=== Exercise description ===
Give the count of lines in the entries that include "trekking", and write nothing besides it.

Dataset rows for apps and sites
++++++++
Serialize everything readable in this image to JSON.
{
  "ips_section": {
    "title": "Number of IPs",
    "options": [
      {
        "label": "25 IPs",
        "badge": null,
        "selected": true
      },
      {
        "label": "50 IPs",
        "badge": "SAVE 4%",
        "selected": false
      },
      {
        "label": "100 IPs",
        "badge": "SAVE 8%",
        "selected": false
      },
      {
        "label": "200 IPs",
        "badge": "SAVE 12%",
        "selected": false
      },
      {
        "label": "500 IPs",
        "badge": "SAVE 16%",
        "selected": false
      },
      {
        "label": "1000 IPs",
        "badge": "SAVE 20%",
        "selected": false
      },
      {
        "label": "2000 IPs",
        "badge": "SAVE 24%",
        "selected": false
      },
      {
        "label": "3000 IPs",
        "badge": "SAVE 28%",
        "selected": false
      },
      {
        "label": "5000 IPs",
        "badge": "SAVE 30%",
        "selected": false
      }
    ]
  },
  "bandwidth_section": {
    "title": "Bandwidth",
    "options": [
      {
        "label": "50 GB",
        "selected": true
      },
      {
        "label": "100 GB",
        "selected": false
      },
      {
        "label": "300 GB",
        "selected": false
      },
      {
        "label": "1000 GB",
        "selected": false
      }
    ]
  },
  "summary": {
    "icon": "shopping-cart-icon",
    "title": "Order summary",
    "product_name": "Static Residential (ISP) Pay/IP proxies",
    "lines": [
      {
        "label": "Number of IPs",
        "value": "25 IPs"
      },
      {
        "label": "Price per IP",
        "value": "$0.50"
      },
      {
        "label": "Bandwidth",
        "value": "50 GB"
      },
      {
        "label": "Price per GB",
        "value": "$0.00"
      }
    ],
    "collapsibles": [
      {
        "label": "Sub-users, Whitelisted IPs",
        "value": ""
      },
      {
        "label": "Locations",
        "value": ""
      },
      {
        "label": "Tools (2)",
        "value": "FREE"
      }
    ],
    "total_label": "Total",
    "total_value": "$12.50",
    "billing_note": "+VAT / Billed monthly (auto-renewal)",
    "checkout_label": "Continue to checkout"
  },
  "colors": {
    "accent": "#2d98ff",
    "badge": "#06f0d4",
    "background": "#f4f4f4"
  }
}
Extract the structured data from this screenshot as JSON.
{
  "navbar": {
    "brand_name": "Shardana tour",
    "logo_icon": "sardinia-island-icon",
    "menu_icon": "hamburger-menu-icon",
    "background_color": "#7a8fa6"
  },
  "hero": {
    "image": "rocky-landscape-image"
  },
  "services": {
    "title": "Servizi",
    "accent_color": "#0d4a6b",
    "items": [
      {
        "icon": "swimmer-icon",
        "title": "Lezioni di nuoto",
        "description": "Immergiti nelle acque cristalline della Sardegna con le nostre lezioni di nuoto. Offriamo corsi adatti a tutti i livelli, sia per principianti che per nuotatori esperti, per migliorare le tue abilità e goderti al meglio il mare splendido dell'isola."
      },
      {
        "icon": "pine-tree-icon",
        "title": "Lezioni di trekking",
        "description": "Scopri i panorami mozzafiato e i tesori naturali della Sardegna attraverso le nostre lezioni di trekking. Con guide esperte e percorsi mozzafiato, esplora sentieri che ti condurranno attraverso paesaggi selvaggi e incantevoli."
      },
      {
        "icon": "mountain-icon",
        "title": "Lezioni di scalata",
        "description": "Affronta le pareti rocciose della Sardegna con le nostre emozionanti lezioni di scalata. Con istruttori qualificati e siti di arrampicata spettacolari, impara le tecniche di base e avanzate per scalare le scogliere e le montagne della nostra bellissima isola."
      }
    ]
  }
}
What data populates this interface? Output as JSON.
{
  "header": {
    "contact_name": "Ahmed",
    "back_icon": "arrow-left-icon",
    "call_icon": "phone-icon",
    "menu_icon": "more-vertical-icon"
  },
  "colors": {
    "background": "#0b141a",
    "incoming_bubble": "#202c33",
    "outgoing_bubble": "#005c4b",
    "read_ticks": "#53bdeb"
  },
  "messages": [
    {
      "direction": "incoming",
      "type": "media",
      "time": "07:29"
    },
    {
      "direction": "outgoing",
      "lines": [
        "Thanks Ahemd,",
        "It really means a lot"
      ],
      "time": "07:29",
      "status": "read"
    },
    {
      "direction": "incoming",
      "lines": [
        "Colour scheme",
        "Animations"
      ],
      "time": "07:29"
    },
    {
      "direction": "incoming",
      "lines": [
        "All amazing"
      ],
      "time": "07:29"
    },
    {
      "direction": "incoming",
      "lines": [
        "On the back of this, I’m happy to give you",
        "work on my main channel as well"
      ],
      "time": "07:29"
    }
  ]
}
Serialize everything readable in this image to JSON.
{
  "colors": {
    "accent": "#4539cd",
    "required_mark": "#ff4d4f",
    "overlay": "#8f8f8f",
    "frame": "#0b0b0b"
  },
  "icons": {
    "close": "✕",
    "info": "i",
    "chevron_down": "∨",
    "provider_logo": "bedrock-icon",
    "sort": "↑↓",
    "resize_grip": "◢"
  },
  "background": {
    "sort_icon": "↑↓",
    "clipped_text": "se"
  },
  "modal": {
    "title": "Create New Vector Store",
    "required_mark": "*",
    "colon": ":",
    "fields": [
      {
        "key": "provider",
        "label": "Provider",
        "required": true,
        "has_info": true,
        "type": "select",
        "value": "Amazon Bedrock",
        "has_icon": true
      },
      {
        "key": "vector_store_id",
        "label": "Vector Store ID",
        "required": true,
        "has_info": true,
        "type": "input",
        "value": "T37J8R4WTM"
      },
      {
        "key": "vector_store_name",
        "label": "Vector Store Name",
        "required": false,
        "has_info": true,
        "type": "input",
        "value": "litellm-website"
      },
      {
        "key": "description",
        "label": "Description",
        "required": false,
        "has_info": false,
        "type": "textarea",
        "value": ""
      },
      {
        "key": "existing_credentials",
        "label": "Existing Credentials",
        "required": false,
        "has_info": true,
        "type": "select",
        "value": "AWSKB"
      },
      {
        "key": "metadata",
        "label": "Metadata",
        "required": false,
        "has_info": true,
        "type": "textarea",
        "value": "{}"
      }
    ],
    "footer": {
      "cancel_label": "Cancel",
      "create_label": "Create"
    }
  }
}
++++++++
=== Result below ===
2